Power and Energy Are Not The Same!
It is important to understand the differences when considering a wind turbine system. Turbines are typically described or rated with a certain power value, however it is the energy they generate over time that is more important. We use and pay for energy. Companies charge by kWh usage, which is energy. Power, measured in kW, is just a measure of how fast we use energy (kW=energy/time)
The power that a wind turbine sees depends on the cube of the wind speed. Specifically:
Power = 1/2•air density• rotor area•speed^3
An example will help to illustrate this: If the average windspeed is 10 mph, the power is proportional to 1000 (assuming 1/2 *air density*rotor area is a constant, say, for instance, 'C'). An average of 10 mph means the wind blows at 10 mph all day, 24 hr/day all year. However, we can also have an average of 10 mph if the wind blows at 5 mph for half the time and 15 mph the other half. In this case, the power is proportional to 5^3 = 125 for half the time and 15^3 for the other half or
Power ~ C • 1/2 (125 + 3375) = 1750
which is a lot more than 1000!
Energy is the power the turbine generates multiplied by the time it is generating that power.

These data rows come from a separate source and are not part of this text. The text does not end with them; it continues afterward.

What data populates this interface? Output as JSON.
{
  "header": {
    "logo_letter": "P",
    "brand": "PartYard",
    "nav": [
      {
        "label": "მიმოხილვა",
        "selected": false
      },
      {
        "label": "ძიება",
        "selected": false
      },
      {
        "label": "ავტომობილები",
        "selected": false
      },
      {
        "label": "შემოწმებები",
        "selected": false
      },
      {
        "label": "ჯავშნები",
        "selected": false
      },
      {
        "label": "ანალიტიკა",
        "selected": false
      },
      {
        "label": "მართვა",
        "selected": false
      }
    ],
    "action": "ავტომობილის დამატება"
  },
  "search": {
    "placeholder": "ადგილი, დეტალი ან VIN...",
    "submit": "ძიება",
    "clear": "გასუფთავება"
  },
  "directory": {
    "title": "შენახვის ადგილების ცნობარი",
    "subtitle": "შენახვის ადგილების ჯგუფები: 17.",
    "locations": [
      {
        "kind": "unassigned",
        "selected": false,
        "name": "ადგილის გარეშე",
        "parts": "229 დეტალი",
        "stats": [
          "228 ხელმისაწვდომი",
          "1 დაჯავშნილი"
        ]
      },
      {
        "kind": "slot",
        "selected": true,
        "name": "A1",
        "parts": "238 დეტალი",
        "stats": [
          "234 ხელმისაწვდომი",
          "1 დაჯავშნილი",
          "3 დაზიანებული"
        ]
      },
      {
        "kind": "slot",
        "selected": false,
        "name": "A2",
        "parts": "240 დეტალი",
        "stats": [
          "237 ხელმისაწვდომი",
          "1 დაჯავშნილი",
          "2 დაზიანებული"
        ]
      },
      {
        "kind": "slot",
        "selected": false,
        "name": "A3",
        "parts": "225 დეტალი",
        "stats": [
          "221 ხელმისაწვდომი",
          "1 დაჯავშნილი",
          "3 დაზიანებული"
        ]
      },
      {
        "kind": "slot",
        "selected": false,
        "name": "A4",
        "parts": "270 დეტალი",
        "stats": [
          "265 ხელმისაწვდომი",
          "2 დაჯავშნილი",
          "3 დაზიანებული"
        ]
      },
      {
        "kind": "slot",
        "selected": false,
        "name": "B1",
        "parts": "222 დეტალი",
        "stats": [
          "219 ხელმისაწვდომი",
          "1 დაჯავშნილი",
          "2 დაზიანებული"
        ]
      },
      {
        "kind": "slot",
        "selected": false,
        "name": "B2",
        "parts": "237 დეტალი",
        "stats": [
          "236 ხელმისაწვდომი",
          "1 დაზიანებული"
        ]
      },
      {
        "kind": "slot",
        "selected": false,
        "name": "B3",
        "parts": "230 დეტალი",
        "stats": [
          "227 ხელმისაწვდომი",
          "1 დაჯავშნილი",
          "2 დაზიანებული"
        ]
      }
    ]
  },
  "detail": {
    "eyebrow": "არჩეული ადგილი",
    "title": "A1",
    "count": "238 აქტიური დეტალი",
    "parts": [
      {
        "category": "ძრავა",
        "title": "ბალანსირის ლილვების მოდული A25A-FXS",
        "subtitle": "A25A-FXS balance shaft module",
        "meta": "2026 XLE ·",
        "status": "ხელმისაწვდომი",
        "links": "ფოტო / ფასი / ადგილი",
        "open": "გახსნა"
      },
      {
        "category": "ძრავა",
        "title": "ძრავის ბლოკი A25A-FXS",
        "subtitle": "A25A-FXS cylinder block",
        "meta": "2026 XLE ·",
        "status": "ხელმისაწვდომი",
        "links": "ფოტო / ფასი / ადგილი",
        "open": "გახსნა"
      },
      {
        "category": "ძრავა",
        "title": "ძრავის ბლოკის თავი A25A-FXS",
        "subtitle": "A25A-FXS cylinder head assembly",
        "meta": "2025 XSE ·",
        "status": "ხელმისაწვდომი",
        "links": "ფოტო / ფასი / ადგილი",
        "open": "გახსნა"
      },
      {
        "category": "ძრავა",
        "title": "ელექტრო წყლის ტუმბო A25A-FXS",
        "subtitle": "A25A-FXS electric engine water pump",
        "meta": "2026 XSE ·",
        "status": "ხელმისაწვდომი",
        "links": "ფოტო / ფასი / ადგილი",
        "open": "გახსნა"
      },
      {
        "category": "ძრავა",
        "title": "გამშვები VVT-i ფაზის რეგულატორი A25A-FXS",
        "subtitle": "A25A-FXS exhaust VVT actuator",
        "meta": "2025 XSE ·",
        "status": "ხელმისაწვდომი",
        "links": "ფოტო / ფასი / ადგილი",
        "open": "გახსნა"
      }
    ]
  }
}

Following this line of thinking, one might be tempted to use your average windspeed to calculate the power and then multiply by some time period to get the energy available. Unfortunately, this will lead to serious error estimates, since the average windspeed depends on the amount of time the wind is at different speeds over the given time period.
It is very important to understand that when calculating how much energy your turbine will produce, you need to know the time the wind spends at each speed over a certain time period. This is called the wind speed probability distribution function, or PDF, and is used to calculate the energy.
Energy = ∫(power curve • wind PDF) dt
To properly calculate the wind energy that can be produced, the actual power curve of the turbine must be multiplied by the wind distribution PDF and then integrated over an annual time period. This is the only accurate way to estimate the energy a wind turbine can produce for a given wind resource.